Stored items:
▬▬▬

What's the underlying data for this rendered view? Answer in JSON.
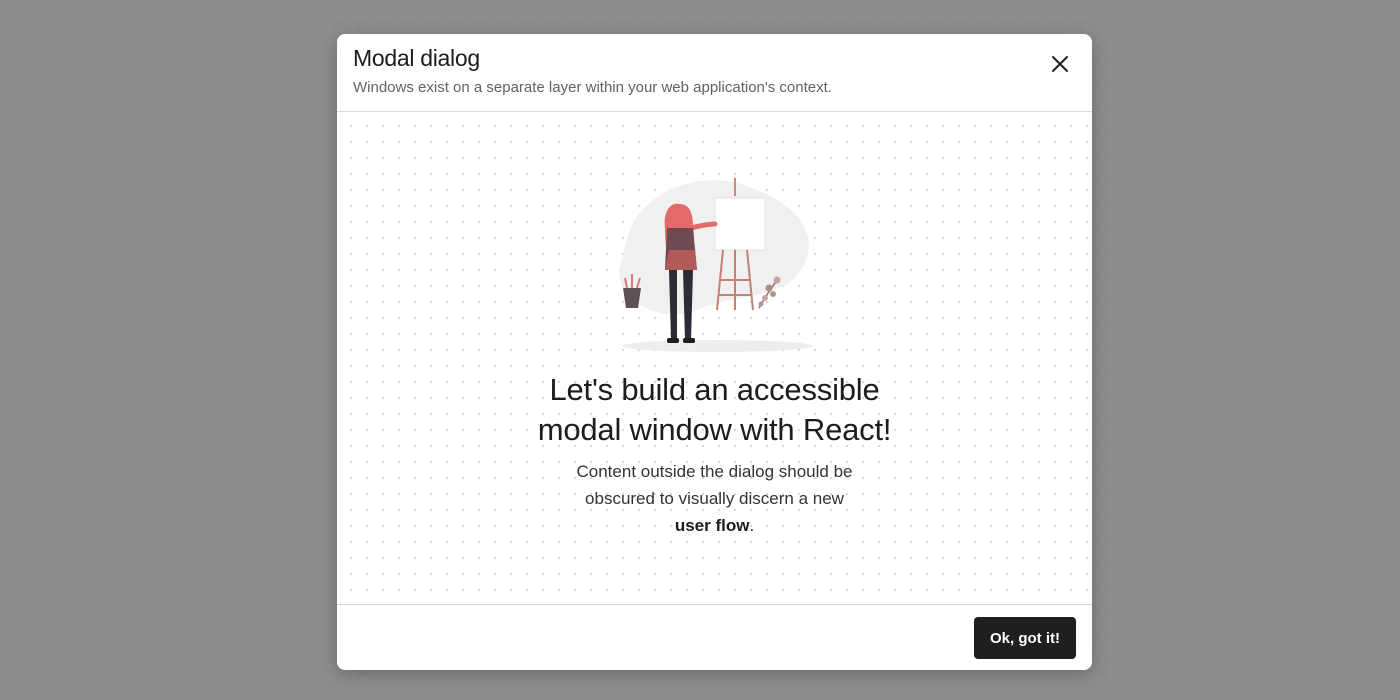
{
  "modal": {
    "title": "Modal dialog",
    "subtitle": "Windows exist on a separate layer within your web application's context.",
    "close_icon": "close-icon",
    "headline_line1": "Let's build an accessible",
    "headline_line2": "modal window with React!",
    "description_line1": "Content outside the dialog should be",
    "description_line2": "obscured to visually discern a new",
    "description_bold": "user flow",
    "description_end": ".",
    "confirm_label": "Ok, got it!",
    "illustration_icon": "painter-at-easel-illustration"
  },
  "colors": {
    "overlay": "#8d8d8d",
    "modal_bg": "#ffffff",
    "accent": "#e46a6a",
    "button_bg": "#1f1f1f",
    "button_text": "#ffffff"
  }
}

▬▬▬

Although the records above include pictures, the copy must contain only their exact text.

Expected output:
What's the underlying data for this rendered view? Answer in JSON.
{
  "modal": {
    "title": "Modal dialog",
    "subtitle": "Windows exist on a separate layer within your web application's context.",
    "close_icon": "close-icon",
    "headline_line1": "Let's build an accessible",
    "headline_line2": "modal window with React!",
    "description_line1": "Content outside the dialog should be",
    "description_line2": "obscured to visually discern a new",
    "description_bold": "user flow",
    "description_end": ".",
    "confirm_label": "Ok, got it!",
    "illustration_icon": "painter-at-easel-illustration"
  },
  "colors": {
    "overlay": "#8d8d8d",
    "modal_bg": "#ffffff",
    "accent": "#e46a6a",
    "button_bg": "#1f1f1f",
    "button_text": "#ffffff"
  }
}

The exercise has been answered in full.